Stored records
[Start of Attachment]

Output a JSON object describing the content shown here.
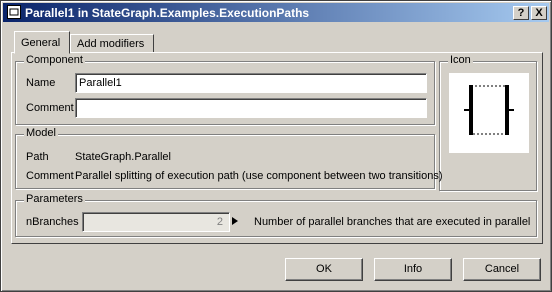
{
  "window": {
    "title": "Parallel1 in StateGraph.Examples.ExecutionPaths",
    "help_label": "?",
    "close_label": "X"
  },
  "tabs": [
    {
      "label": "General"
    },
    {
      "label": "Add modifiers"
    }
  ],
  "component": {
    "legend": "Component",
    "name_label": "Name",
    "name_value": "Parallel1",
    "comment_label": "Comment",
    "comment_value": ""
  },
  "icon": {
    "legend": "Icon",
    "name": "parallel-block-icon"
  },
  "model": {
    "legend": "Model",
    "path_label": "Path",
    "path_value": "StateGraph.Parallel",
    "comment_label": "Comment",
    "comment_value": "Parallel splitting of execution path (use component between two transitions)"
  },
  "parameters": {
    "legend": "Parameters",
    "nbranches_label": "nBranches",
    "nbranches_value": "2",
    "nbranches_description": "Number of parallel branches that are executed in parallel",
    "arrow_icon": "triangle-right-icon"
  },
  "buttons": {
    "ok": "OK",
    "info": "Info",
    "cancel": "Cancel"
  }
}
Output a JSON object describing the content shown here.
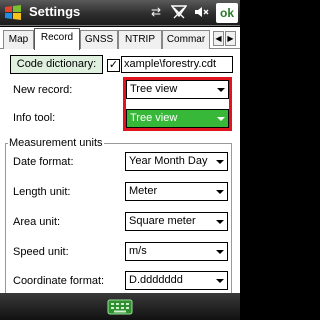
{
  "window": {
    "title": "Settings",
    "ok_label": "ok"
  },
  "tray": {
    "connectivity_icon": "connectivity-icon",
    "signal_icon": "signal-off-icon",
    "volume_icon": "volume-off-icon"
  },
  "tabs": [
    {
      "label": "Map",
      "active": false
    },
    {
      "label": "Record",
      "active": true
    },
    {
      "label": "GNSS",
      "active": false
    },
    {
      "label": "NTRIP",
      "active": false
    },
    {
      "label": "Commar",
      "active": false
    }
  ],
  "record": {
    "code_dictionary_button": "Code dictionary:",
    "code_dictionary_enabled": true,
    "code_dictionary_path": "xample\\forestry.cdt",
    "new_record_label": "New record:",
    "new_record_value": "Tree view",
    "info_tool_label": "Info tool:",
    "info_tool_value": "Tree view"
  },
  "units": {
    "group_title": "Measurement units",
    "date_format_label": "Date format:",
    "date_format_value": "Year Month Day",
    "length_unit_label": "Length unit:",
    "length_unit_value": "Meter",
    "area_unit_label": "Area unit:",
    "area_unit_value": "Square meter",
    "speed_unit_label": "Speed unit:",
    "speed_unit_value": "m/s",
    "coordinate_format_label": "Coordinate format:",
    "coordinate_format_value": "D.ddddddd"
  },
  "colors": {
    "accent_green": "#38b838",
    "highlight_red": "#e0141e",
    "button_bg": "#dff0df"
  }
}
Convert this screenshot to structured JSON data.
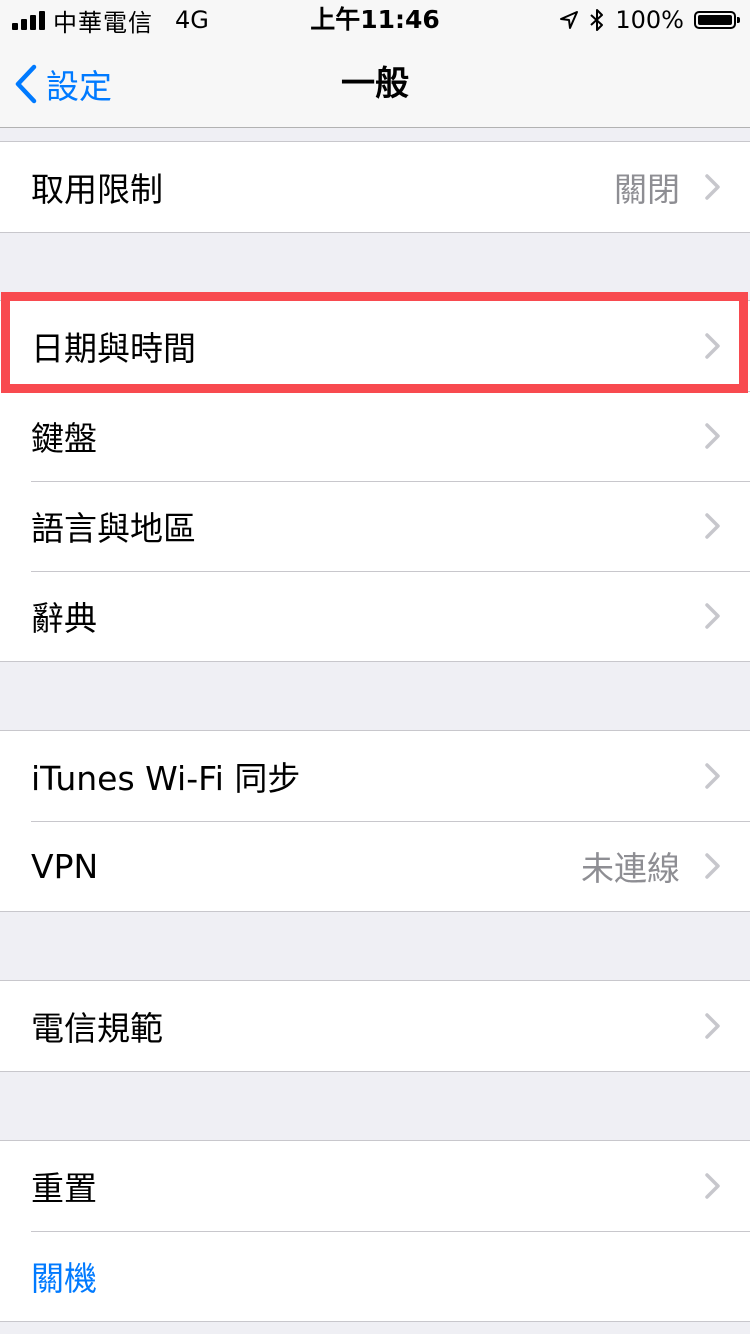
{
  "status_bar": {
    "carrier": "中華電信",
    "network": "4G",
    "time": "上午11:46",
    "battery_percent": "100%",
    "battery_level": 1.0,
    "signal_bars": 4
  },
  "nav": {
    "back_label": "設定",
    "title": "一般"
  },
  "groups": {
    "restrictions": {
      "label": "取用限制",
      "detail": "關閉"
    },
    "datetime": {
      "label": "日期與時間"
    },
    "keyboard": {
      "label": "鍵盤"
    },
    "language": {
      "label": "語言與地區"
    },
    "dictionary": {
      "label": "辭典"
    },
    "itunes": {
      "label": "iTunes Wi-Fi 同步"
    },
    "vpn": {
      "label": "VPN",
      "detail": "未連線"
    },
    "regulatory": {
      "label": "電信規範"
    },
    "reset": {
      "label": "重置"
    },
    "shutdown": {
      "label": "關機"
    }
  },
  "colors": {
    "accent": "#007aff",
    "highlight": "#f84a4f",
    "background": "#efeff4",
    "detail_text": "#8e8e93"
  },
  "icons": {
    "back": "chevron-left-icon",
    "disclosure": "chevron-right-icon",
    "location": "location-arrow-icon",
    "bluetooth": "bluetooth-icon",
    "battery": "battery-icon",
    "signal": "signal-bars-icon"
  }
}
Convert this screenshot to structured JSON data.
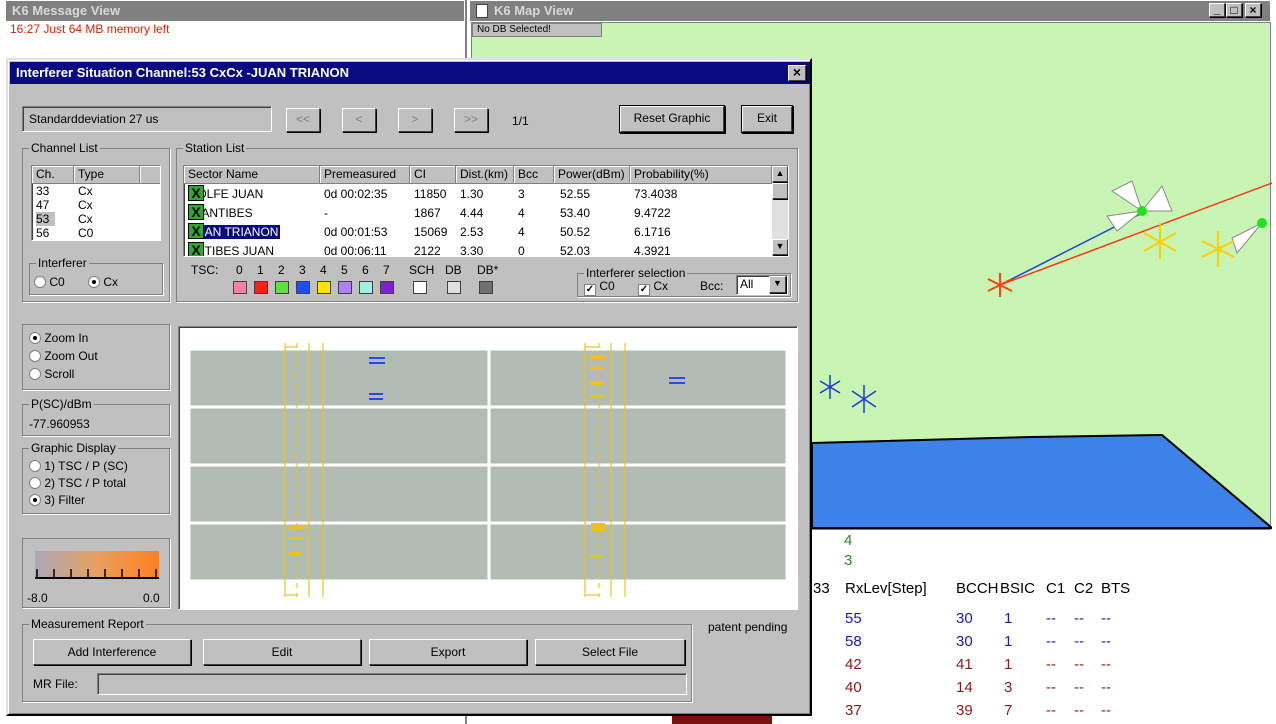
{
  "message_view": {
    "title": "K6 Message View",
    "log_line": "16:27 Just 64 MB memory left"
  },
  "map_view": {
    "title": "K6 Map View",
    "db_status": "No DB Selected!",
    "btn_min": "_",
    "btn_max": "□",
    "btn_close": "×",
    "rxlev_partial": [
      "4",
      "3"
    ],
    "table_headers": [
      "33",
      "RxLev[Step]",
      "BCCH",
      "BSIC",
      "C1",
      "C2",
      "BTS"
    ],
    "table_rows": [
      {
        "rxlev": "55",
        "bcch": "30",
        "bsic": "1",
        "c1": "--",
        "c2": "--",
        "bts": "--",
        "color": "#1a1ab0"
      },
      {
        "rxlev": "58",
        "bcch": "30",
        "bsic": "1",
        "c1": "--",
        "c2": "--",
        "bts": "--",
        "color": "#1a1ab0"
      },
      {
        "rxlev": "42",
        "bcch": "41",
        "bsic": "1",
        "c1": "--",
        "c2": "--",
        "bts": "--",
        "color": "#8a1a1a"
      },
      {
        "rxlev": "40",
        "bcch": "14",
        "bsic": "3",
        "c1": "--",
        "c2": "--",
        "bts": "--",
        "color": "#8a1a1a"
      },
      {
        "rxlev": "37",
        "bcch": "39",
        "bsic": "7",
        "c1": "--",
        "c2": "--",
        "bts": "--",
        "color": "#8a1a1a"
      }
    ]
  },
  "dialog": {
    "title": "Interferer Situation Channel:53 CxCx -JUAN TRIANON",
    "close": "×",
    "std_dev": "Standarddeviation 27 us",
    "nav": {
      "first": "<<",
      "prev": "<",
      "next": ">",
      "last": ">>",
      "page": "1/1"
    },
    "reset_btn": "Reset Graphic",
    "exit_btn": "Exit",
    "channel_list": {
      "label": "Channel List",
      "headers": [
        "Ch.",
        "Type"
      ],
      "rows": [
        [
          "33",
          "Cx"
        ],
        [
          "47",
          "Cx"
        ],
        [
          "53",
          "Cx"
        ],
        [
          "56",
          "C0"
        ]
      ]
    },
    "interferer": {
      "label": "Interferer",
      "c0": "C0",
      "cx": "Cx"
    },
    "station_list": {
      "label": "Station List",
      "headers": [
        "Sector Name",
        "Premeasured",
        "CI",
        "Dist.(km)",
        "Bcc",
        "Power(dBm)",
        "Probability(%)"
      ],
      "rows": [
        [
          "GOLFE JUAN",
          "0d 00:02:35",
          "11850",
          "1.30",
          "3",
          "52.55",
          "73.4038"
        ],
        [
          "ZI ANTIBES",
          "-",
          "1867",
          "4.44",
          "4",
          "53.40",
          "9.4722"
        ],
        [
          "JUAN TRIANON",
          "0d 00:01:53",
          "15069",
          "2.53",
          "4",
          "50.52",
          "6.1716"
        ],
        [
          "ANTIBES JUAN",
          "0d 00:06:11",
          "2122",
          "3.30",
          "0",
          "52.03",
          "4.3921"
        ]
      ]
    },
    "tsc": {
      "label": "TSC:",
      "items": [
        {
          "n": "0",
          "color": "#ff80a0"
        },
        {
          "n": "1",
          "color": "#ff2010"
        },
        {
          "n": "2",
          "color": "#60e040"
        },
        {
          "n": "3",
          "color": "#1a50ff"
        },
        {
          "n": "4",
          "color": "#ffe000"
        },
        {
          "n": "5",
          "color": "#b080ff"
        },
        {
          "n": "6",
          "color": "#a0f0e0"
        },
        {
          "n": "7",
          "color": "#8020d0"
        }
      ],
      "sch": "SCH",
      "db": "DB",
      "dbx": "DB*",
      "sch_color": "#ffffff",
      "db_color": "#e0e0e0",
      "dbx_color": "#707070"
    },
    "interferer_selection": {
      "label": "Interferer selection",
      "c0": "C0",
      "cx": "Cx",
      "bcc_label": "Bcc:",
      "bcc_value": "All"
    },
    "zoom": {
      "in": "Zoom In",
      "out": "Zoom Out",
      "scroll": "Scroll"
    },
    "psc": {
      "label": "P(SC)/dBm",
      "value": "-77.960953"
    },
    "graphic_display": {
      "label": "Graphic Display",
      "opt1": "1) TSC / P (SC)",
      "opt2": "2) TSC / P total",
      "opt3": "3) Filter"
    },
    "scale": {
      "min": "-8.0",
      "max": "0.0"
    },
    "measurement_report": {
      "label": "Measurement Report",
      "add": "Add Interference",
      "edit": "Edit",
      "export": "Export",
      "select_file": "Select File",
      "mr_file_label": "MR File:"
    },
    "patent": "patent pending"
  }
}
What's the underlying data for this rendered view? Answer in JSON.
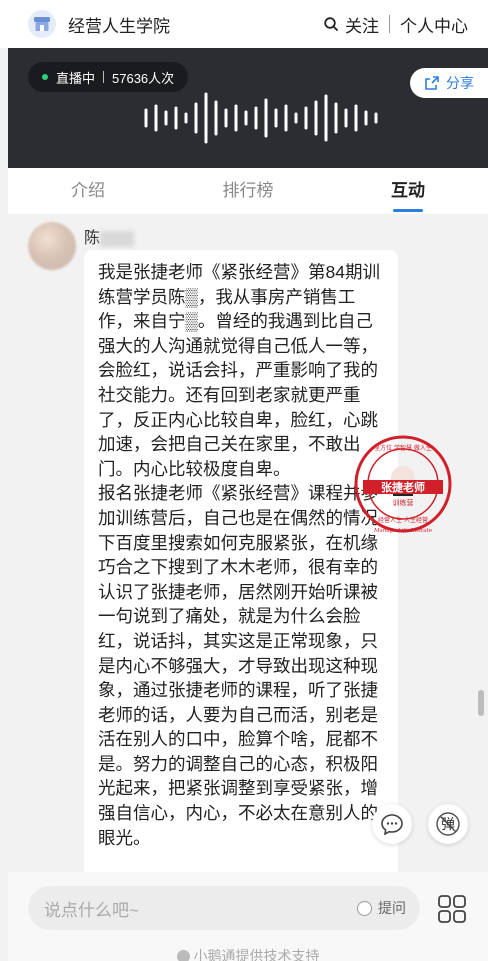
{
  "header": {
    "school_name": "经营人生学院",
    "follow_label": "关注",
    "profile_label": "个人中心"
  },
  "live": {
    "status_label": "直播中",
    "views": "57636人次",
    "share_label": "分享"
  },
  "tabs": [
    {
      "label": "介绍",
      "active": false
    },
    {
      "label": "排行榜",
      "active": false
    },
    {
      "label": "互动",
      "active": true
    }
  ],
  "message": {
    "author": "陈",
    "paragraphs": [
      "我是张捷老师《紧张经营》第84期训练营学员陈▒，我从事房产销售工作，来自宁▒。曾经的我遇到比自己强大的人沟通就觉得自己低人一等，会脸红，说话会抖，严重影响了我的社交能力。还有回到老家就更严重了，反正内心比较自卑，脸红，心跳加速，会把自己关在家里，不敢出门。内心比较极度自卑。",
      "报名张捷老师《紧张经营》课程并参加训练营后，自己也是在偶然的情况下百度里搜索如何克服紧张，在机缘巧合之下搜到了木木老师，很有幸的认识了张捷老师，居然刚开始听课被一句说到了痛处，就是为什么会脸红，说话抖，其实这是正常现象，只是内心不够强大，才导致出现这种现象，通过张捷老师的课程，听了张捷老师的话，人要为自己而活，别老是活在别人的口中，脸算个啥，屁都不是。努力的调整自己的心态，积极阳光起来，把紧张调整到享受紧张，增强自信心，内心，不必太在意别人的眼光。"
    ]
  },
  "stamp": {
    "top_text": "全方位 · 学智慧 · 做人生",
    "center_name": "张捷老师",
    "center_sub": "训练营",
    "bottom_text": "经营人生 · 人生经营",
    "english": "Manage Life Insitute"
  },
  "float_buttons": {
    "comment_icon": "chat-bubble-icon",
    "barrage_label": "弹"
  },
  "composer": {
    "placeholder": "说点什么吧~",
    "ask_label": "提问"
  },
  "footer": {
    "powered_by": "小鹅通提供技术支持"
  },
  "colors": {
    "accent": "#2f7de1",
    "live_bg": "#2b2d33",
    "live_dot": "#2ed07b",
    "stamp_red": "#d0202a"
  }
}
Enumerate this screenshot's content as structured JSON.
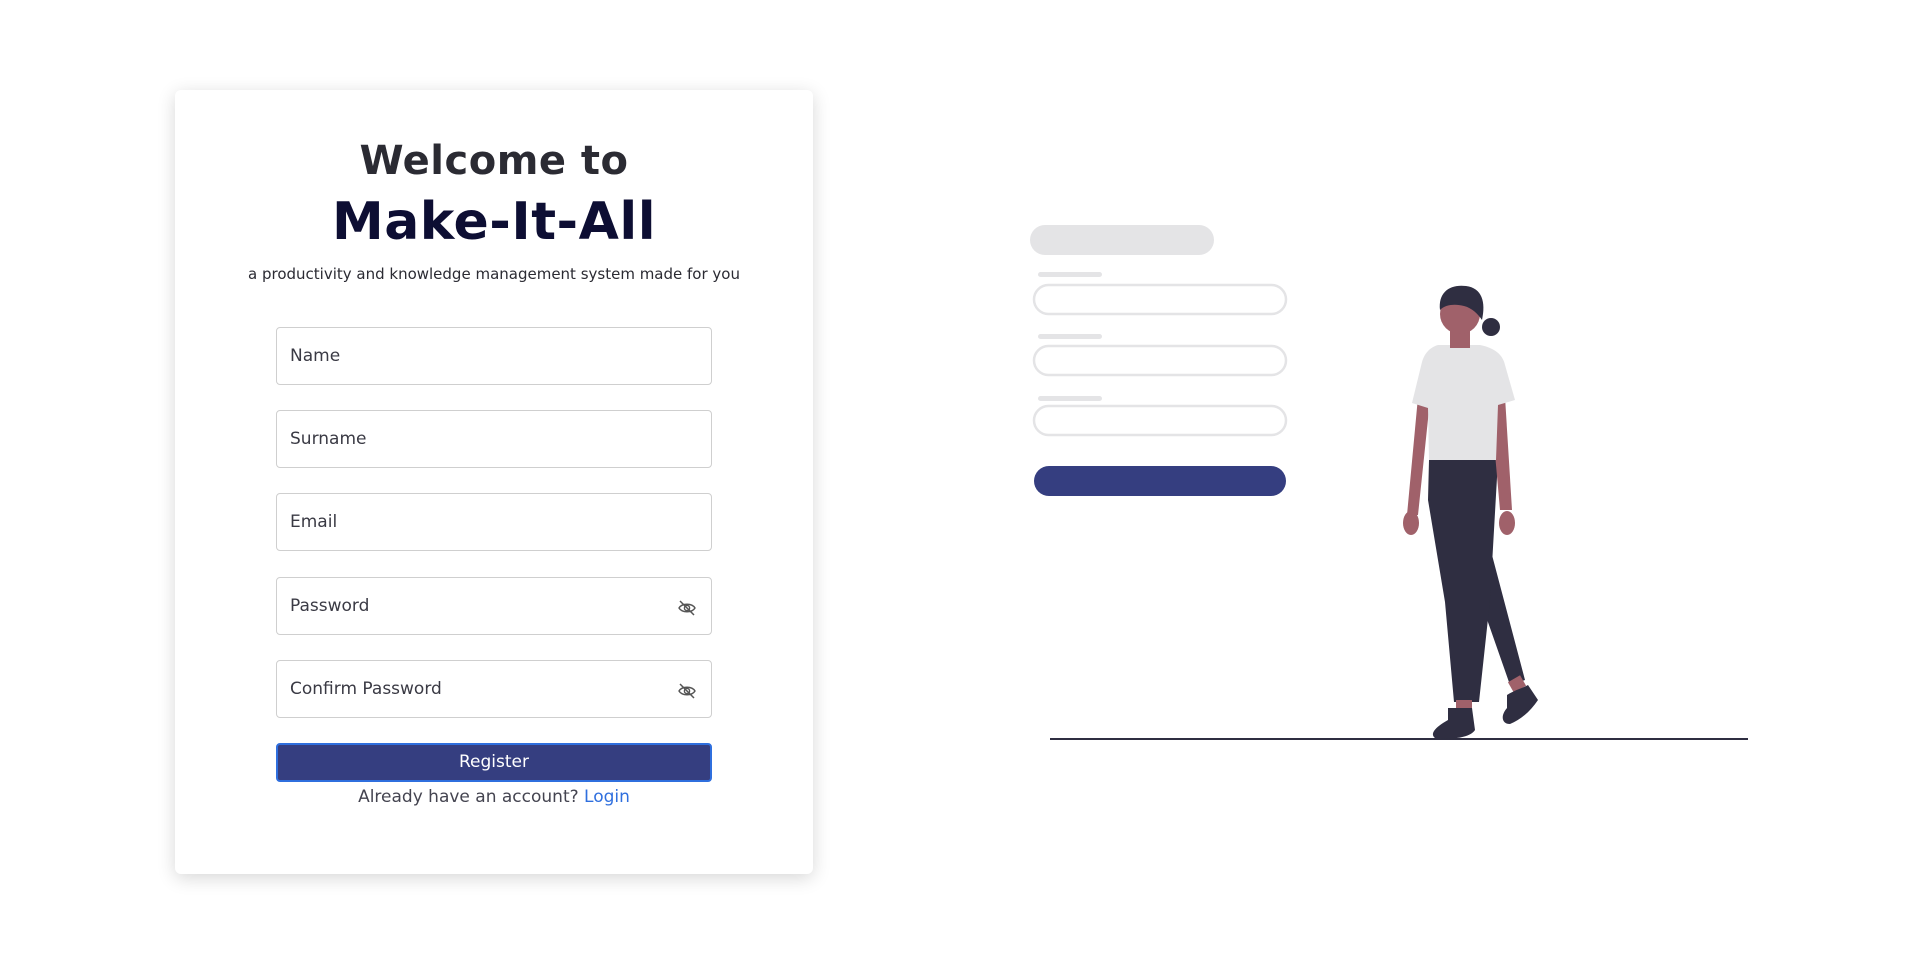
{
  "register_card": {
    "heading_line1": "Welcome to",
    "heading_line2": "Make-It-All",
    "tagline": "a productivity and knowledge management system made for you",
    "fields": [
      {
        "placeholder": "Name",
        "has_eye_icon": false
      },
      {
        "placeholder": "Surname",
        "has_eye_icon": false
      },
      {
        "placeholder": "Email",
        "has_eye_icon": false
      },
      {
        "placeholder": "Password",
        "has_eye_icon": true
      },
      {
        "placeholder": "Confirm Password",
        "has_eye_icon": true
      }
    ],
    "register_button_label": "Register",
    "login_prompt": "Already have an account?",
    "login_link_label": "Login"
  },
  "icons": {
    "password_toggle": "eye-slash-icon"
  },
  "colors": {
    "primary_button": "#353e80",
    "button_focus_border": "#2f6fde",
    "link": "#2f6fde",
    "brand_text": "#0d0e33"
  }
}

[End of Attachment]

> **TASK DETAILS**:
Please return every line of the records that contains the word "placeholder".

> **PROBLEM SOLUTION**:
    "placeholder": "说点什么吧~",
        "placeholder": "Name",
        "placeholder": "Surname",
        "placeholder": "Email",
        "placeholder": "Password",
        "placeholder": "Confirm Password",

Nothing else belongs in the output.